11 I believe that the Prosecution did obtain a number of
12 documents and they did so in a very friendly manner.
13 MR. MORAN: Your Honour, I don't know what
14 the policies are in regard to search warrants or the
15 practices are in other countries, but I think that in
16 the jurisdiction that I am familiar with, it's been
17 presented that it requires an act of congress or
18 something to get a search warrant. When, in fact, it's
19 been my experience that at least I could say dealing
20 with the United States Department of Justice, they're
21 pretty darn quick to get those things and pretty darn
22 quick to serve them, presuming that they have probable
23 cause. I don't think that it's such a shocking thing
24 to apply for a search warrant.
25 JUDGE KARIBI-WHYTE: Counsel was mainly
1 referring to the volatile situation in the jurisdiction
2 at that time.
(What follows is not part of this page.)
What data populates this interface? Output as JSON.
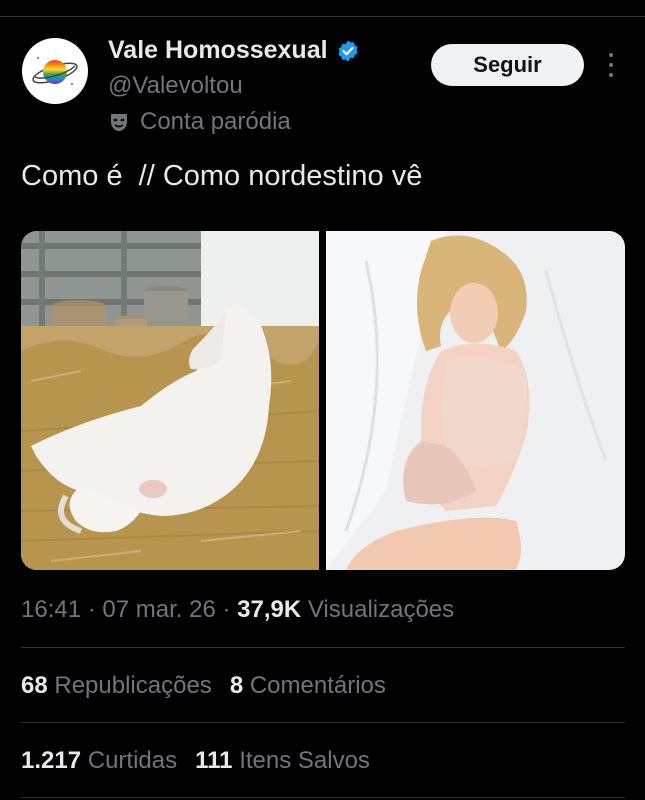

It was not such which you should just
3 apply for search warrant against such functionaries who
4 are dealing with the matter.
5 MR. MORAN: Of course search warrants by
6 their very nature can lead to very volatile
7 situations. People that engage, for instance, in the
8 drug trade and search warrants executed on them that
9 there is always a high, high degree danger of
11 JUDGE KARIBI-WHYTE: Thank you very much. I
12 think we'll make our ruling at 2.30 tomorrow
13 afternoon. We shall give a ruling.
14 MS. BOLER: Your Honours, before we close,
15 might I just bring up one matter that is set for
16 tomorrow morning at ten. I believe that last week Mr.
17 Landzo --
18 THE INTERPRETER: Microphone, please,
20 JUDGE KARIBI-WHYTE: I am not aware of any
21 matters tomorrow morning.
22 MS. BOLER: Perhaps I'll just not mention
23 anything more and I'll speak to Mr. Hocking at the
24 close of the session.
25 JUDGE KARIBI-WHYTE: Yes, I suppose it's a
1 matter not for the Trial Chamber, so you better mention
3 MR. MORAN: Your Honours, you do want us in
4 the courtroom tomorrow afternoon, the defendants and
5 us, just for our planning?
6 JUDGE KARIBI-WHYTE: I beg your pardon? I
7 didn't understand what you said.
8 MR. MORAN: Yes, Your Honour, you said you're
9 going to rule at 2.30 tomorrow.
10 JUDGE KARIBI-WHYTE: Two-thirty tomorrow.
12 MR. MORAN: I just wanted to make sure that
13 will be a session of the Court rather than a written
14 decision being handed out.
15 JUDGE KARIBI-WHYTE: A decision of the
16 Court. It could be a preliminary ruling and then I
17 give a fuller ruling later on.
18 MR. MORAN: That's fine, Your Honour. I just
19 wanted to know where I was supposed to be at 2.30
21 --- Whereupon proceedings adjourned at
22 3.50 p.m., to be reconvened on Tuesday,
23 the 4th day of August, 1998, at
24 2.30 p.m.